‘I can’t remember my own name.’ Sitting on the train and watching the English countryside fly by outside, the young woman repeats the words in her head like a mantra. When she’d reported her lost handbag at the airport, the kindly man behind the desk had told her that temporary amnesia could be triggered by lots of things, and that the best thing to do in these circumstances was to go home, as a familiar environment often acted as a memory prompt.
Although her handbag had contained all her ID, the young woman still had the crumpled train ticket she’d found in her pocket. Together, she and the airport official had decided it was probably a ticket to her hometown, and as the train grinds to a halt around twilight, the young woman realises she’s finally arrived at her stop.
Walking through the quaint little town, the young woman turns right at the pub and heads down a lane full of old thatched cottages. Her hands are shaking by the time she arrives at the last house on the right, but she lifts the wrought-iron door-knocker and steels herself. She’s come this far. She can do this. So she knocks. “Can I help?” a man asks when he answers the door. “I live here,” the young woman manages, “this is my house”.
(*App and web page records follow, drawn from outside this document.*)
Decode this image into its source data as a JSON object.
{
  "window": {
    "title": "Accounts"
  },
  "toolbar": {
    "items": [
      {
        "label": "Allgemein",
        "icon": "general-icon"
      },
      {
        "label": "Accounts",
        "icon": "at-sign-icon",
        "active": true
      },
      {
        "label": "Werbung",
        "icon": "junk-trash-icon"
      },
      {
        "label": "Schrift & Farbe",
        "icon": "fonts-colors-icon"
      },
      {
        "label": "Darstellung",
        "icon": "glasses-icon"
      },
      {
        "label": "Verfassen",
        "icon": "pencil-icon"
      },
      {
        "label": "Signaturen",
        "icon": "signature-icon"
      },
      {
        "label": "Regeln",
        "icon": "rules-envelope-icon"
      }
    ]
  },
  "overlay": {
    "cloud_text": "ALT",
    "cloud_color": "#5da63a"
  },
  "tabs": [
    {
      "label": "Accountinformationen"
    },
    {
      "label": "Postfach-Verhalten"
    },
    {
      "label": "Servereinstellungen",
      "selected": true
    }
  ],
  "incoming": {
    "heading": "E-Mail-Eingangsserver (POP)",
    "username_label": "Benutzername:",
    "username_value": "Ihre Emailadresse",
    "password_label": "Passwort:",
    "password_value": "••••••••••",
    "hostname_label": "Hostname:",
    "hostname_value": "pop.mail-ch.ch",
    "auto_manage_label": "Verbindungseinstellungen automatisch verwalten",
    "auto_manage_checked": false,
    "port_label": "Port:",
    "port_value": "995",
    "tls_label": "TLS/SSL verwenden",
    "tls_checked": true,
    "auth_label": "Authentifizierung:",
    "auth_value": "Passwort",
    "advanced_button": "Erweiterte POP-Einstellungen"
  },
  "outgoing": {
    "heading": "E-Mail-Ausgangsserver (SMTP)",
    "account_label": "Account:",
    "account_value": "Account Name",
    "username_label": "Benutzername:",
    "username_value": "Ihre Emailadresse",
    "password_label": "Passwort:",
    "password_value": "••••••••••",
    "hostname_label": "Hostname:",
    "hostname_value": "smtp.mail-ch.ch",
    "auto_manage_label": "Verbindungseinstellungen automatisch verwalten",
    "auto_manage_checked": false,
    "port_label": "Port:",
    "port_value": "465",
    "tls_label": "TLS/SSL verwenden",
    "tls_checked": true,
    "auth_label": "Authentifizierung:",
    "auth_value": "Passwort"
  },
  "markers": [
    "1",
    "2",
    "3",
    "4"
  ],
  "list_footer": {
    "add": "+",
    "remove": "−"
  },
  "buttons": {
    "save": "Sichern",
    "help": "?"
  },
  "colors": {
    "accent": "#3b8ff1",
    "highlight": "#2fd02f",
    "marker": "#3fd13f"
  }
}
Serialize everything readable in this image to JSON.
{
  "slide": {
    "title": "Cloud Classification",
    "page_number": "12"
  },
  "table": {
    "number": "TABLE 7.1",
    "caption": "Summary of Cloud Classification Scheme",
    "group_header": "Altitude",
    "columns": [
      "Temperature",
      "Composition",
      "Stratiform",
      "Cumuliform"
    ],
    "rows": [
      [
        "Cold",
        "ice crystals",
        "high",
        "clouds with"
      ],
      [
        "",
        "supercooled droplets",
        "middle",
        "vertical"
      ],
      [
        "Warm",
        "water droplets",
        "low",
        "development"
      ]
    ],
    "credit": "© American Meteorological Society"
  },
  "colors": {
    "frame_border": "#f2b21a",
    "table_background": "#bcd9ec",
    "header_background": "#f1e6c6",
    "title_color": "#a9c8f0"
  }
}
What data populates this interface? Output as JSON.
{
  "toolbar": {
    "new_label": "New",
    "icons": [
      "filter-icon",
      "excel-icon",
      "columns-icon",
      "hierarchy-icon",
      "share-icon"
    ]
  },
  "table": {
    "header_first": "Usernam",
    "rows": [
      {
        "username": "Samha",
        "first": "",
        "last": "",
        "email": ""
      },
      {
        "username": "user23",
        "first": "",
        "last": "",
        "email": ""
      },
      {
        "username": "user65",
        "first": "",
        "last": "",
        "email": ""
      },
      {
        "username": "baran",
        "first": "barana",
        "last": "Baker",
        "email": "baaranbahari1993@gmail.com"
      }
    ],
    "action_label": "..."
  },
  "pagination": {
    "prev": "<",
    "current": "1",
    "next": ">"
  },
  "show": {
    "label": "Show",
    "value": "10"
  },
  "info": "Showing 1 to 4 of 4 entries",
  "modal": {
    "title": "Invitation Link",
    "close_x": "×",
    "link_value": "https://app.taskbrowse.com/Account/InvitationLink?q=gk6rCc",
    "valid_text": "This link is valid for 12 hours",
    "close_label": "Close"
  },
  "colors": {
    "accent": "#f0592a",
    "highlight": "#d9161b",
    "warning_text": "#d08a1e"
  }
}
Tony and Laura, the couple inside the house, are hospitable enough and invite her inside, but the young woman catches them casting concerned glances at each other when they think she’s not looking. They both insist they’ve never seen her before and that this is their house, but there’s no doubt in the young woman’s mind that this is exactly where she needs to be. And if there’s another thing she knows for sure, it’s that at least one person in the house is lying about what they know – lying through their teeth.
Forget My Name is an outstanding new psychological thriller from J.S. Monroe, the author behind the 2017 bestseller, Find Me. With more twists and turns than an English country lane, Forget My Name is a compulsively readable novel, and Monroe deftly moves between multiple viewpoints to follow both the mysterious protagonist and the villagers as they work to uncover her true identity. Each chapter is short and many finish with cliffhangers, which only heightens the readability. If you don’t blaze through this book in one sitting, we’d be surprised.
The characters in Forget My Name are complex and compelling, and as the story moves between chapters and viewpoints, we are made to doubt things that seemed true, and to re-form over and over our impressions of different characters. Who is telling the truth and who is lying? Monroe will keep you on the edge of your seat until you find out.
The places visited in the book deserve a mention too. We always love a mystery set in the English countryside, but Forget My Name takes some interesting detours to Berlin and southern India, which gives the story a really unique feel.
If you’re after a fast-paced, action-packed and cleverly plotted thriller, we highly recommend Forget My Name.
About the author:
J.S. Monroe read English at Cambridge, worked as a freelance journalist in London and was a regular contributor to BBC Radio 4. Monroe was also a foreign correspondent in Delhi for the Daily Telegraph and was on its staff in London as Weekend editor. He has written six novels, including the international bestseller Find Me.